Work to complete:
When the word "Certificate" shows up in a line of the records below, copy that line.
+ + + + + + +
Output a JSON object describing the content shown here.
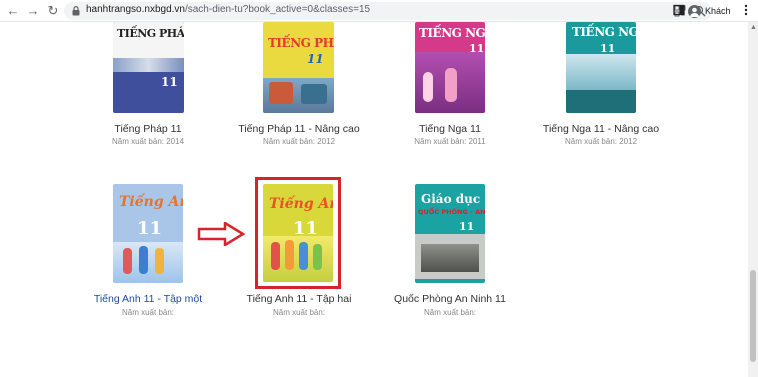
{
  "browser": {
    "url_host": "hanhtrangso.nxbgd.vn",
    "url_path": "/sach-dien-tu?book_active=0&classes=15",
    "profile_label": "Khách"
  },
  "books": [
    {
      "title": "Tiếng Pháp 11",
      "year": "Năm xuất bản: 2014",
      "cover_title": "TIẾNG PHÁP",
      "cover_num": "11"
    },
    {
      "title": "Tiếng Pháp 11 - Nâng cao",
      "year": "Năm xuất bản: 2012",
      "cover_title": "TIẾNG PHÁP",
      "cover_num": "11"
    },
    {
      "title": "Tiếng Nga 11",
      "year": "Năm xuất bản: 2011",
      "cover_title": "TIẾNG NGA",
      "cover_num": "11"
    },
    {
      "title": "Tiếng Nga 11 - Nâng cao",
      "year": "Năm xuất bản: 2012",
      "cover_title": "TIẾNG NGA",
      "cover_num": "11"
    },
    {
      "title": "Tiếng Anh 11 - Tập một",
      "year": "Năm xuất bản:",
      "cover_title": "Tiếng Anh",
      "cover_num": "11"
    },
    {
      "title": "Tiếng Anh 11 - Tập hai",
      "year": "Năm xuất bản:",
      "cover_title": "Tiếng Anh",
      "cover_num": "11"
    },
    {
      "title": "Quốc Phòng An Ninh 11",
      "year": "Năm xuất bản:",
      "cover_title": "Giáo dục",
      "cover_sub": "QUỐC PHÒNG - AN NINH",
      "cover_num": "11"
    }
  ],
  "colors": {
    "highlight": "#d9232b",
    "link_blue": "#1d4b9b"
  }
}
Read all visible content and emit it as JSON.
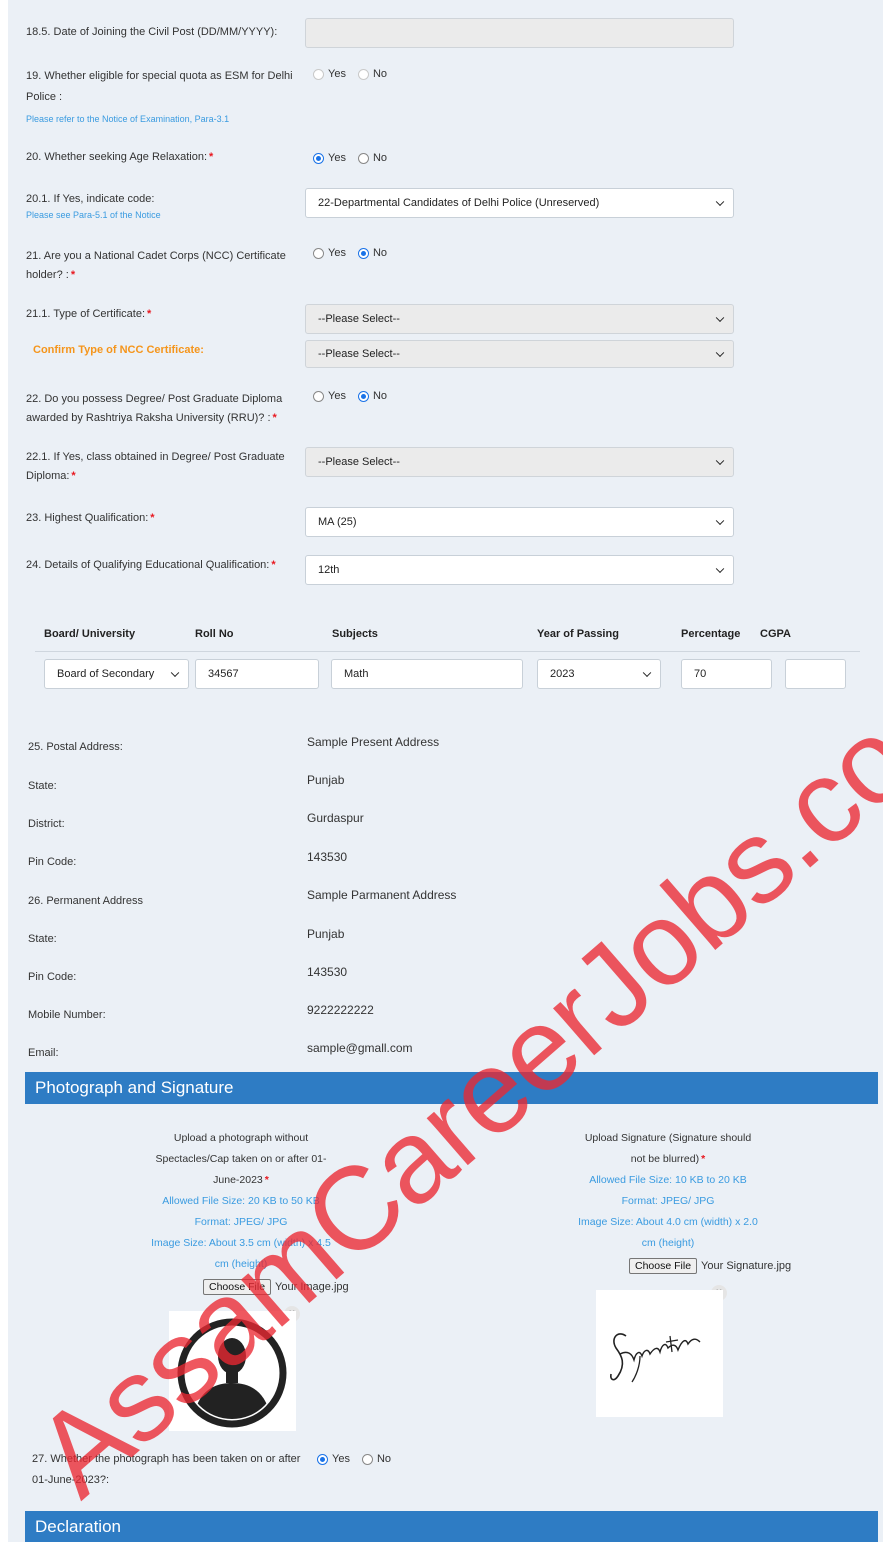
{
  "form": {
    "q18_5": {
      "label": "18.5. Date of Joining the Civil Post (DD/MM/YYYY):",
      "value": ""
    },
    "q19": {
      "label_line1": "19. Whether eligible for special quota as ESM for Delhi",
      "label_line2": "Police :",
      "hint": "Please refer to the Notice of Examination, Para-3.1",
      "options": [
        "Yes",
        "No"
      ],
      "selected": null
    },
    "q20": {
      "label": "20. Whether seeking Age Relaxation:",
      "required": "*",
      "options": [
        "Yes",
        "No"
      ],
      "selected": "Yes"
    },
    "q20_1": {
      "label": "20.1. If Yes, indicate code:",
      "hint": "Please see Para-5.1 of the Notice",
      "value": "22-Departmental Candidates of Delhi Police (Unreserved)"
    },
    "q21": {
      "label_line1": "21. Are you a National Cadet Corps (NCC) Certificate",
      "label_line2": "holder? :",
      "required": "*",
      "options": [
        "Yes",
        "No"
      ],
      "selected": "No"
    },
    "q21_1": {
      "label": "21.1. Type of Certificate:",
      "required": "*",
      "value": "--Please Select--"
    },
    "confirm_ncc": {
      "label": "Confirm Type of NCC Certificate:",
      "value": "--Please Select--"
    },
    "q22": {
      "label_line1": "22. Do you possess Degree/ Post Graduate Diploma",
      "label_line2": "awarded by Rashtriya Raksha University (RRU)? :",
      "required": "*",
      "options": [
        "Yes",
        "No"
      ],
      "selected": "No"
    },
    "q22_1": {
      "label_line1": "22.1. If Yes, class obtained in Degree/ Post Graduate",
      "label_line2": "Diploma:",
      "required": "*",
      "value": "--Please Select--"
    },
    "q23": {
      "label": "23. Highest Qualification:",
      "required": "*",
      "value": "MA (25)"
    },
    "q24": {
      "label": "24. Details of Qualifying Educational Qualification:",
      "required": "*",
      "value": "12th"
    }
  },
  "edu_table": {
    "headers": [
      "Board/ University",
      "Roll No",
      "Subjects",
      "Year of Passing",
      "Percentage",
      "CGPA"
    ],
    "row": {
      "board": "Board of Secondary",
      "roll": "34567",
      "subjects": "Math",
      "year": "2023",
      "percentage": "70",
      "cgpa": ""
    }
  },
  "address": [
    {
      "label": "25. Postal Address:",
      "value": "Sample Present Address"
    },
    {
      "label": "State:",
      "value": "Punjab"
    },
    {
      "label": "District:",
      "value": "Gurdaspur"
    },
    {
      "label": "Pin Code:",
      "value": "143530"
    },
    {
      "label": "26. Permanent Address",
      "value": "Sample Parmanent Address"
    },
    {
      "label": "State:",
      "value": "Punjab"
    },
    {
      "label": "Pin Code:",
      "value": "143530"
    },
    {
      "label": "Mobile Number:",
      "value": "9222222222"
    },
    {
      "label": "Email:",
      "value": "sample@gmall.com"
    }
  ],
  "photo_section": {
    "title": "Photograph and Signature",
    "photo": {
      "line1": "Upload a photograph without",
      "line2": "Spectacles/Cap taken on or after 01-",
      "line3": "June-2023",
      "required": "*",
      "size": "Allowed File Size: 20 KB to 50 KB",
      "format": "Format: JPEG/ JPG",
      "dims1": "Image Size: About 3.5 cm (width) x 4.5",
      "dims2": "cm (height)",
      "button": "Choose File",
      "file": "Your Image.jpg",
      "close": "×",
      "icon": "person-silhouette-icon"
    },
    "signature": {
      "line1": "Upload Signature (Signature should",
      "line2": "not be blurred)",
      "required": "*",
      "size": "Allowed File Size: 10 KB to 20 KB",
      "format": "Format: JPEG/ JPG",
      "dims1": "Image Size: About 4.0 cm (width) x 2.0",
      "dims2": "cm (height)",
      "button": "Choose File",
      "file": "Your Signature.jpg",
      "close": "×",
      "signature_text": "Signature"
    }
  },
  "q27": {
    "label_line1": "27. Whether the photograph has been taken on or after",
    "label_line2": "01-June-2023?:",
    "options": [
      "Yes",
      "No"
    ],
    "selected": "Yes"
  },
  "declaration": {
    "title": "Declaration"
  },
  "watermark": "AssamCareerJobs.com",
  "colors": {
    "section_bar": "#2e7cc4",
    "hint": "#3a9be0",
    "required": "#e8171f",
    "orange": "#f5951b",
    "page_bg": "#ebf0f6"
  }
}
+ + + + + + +
Your response:
      "label_line1": "21. Are you a National Cadet Corps (NCC) Certificate",
      "label": "21.1. Type of Certificate:",
      "label": "Confirm Type of NCC Certificate:",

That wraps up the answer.